The lens is very new to the market, and so the current street price may seem a little steep when compared to the competition. The extra 70mm, silent focusing and compact dimensions all make a noticeable difference to the usability of this lens and should be taken into consideration when making a buying decision. As the street price drops a little in time, this should certainly make a compelling choice for those in the market for a convenient one lens solution.
|A decent performer with an impressive zoom range and a great range of features.|
Respectable optical performance
Quick, silent focusing
Tamron AF 18-270mm f/3.5-6.3 Di II VC PZD: Cons
CA levels a little high when stopped down below f/16
Higher price than much of the competition at the moment
|VALUE FOR MONEY|
Tamron AF 18-270mm f/3.5-6.3 Di II VC PZD: Lens specification
|Construction||13 elements in 16 groups|
|35mm equivalent focal length (on APS-C body)||27-405mm|
|Size||74.4 x 96.4mm|
|In the box||Petal shaped lens hood, lens caps.|
The Tamron AF 18-270mm f/3.5-6.3 Di II VC PZD costs around £639 and is available from Warehouse Express here:
Tamron AF 18-270mm f/3.5-6.3 Di II VC PZD for Nikon

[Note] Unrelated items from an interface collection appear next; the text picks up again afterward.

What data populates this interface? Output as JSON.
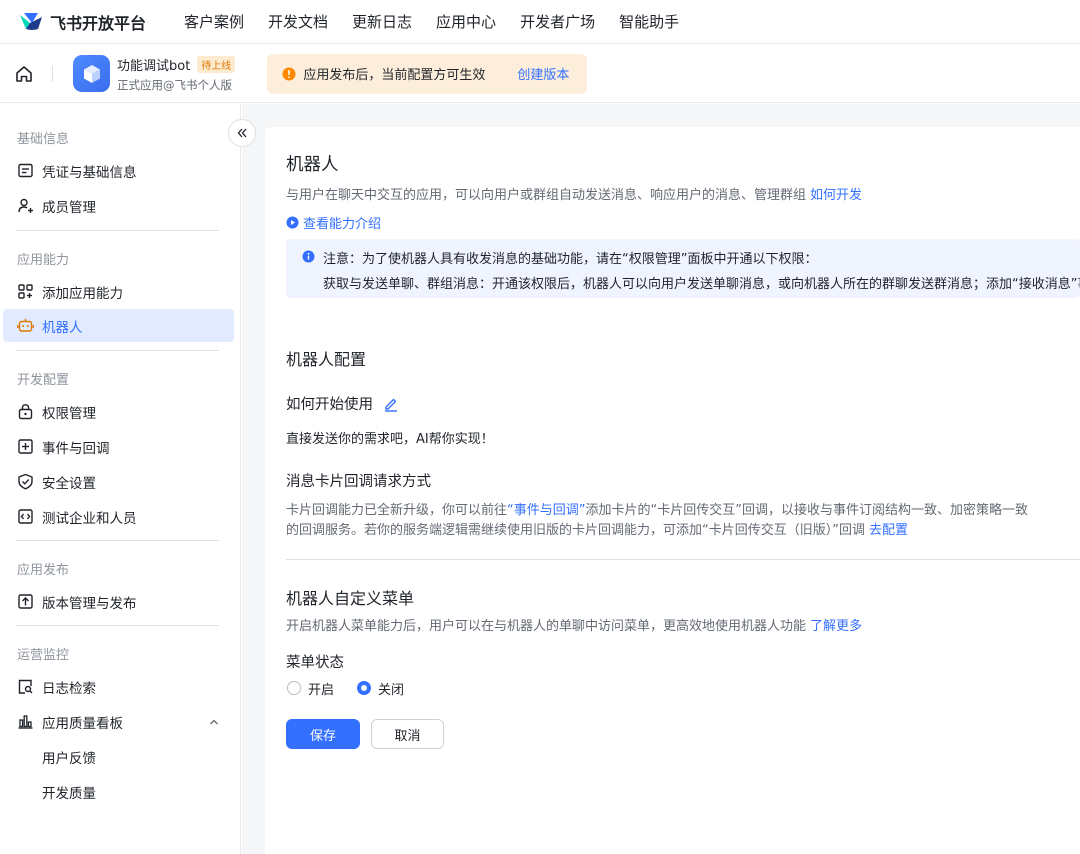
{
  "topnav": {
    "brand": "飞书开放平台",
    "links": [
      "客户案例",
      "开发文档",
      "更新日志",
      "应用中心",
      "开发者广场",
      "智能助手"
    ]
  },
  "appbar": {
    "app_name": "功能调试bot",
    "badge": "待上线",
    "app_sub": "正式应用@飞书个人版",
    "notice_text": "应用发布后，当前配置方可生效",
    "notice_link": "创建版本"
  },
  "sidebar": {
    "groups": [
      {
        "title": "基础信息",
        "items": [
          "凭证与基础信息",
          "成员管理"
        ]
      },
      {
        "title": "应用能力",
        "items": [
          "添加应用能力",
          "机器人"
        ]
      },
      {
        "title": "开发配置",
        "items": [
          "权限管理",
          "事件与回调",
          "安全设置",
          "测试企业和人员"
        ]
      },
      {
        "title": "应用发布",
        "items": [
          "版本管理与发布"
        ]
      },
      {
        "title": "运营监控",
        "items": [
          "日志检索",
          "应用质量看板",
          "用户反馈",
          "开发质量"
        ]
      }
    ]
  },
  "main": {
    "title": "机器人",
    "desc": "与用户在聊天中交互的应用，可以向用户或群组自动发送消息、响应用户的消息、管理群组",
    "desc_link": "如何开发",
    "intro_link": "查看能力介绍",
    "info_line1": "注意：为了使机器人具有收发消息的基础功能，请在“权限管理”面板中开通以下权限：",
    "info_line2": "获取与发送单聊、群组消息：开通该权限后，机器人可以向用户发送单聊消息，或向机器人所在的群聊发送群消息；添加“接收消息”事件",
    "config_title": "机器人配置",
    "howto_title": "如何开始使用",
    "howto_text": "直接发送你的需求吧，AI帮你实现！",
    "card_title": "消息卡片回调请求方式",
    "card_l1_a": "卡片回调能力已全新升级，你可以前往",
    "card_l1_link": "“事件与回调”",
    "card_l1_b": "添加卡片的“卡片回传交互”回调，以接收与事件订阅结构一致、加密策略一致",
    "card_l2": "的回调服务。若你的服务端逻辑需继续使用旧版的卡片回调能力，可添加“卡片回传交互（旧版）”回调",
    "card_l2_link": "去配置",
    "menu_title": "机器人自定义菜单",
    "menu_desc": "开启机器人菜单能力后，用户可以在与机器人的单聊中访问菜单，更高效地使用机器人功能",
    "menu_desc_link": "了解更多",
    "menu_status_label": "菜单状态",
    "radio_on": "开启",
    "radio_off": "关闭",
    "save": "保存",
    "cancel": "取消"
  }
}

Tamron AF 18-270mm f/3.5-6.3 Di II VC PZD for Canon
Tamron AF 18-270mm f/3.5-6.3 Di II VC PZD for Sony